:: TASK STATEMENT ::
Could you restate, word for word, the line that has "Extract the structured" and all lines following it through the end of the entries below?

:: Website and app data records ::
========================================

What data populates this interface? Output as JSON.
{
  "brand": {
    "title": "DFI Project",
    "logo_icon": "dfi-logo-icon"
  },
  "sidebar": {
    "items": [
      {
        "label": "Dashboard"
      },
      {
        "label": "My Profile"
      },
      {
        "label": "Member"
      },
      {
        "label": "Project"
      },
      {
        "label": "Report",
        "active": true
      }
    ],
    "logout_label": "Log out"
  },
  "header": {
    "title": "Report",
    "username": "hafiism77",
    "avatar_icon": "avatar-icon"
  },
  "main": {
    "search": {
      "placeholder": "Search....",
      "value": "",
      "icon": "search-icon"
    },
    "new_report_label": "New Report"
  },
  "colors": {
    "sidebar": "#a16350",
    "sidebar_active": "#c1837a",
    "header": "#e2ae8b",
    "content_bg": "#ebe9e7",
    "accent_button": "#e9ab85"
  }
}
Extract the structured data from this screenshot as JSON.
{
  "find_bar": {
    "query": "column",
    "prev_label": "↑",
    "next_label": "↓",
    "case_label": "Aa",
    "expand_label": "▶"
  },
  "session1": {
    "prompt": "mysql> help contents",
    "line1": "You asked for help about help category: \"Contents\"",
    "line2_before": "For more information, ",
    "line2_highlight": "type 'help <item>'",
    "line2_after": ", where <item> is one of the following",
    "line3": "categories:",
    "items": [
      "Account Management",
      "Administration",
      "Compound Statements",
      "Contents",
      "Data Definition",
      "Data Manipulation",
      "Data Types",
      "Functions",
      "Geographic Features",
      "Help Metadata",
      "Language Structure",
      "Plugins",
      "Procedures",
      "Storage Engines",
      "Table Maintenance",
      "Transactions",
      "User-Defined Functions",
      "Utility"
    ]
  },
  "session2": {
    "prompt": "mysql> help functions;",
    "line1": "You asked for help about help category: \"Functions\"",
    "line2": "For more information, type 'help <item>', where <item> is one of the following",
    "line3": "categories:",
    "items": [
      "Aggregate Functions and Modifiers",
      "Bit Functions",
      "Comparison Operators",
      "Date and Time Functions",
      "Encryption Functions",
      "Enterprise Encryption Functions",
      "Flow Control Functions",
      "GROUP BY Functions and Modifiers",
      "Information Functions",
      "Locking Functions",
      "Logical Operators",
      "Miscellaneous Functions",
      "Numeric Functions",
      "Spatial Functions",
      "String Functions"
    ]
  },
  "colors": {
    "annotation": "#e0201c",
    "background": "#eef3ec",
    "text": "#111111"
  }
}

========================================

:: ANSWER TO THE PROBLEM ::
Extract the structured data from this screenshot as JSON.
{
  "find_bar": {
    "query": "column",
    "prev_label": "↑",
    "next_label": "↓",
    "case_label": "Aa",
    "expand_label": "▶"
  },
  "session1": {
    "prompt": "mysql> help contents",
    "line1": "You asked for help about help category: \"Contents\"",
    "line2_before": "For more information, ",
    "line2_highlight": "type 'help <item>'",
    "line2_after": ", where <item> is one of the following",
    "line3": "categories:",
    "items": [
      "Account Management",
      "Administration",
      "Compound Statements",
      "Contents",
      "Data Definition",
      "Data Manipulation",
      "Data Types",
      "Functions",
      "Geographic Features",
      "Help Metadata",
      "Language Structure",
      "Plugins",
      "Procedures",
      "Storage Engines",
      "Table Maintenance",
      "Transactions",
      "User-Defined Functions",
      "Utility"
    ]
  },
  "session2": {
    "prompt": "mysql> help functions;",
    "line1": "You asked for help about help category: \"Functions\"",
    "line2": "For more information, type 'help <item>', where <item> is one of the following",
    "line3": "categories:",
    "items": [
      "Aggregate Functions and Modifiers",
      "Bit Functions",
      "Comparison Operators",
      "Date and Time Functions",
      "Encryption Functions",
      "Enterprise Encryption Functions",
      "Flow Control Functions",
      "GROUP BY Functions and Modifiers",
      "Information Functions",
      "Locking Functions",
      "Logical Operators",
      "Miscellaneous Functions",
      "Numeric Functions",
      "Spatial Functions",
      "String Functions"
    ]
  },
  "colors": {
    "annotation": "#e0201c",
    "background": "#eef3ec",
    "text": "#111111"
  }
}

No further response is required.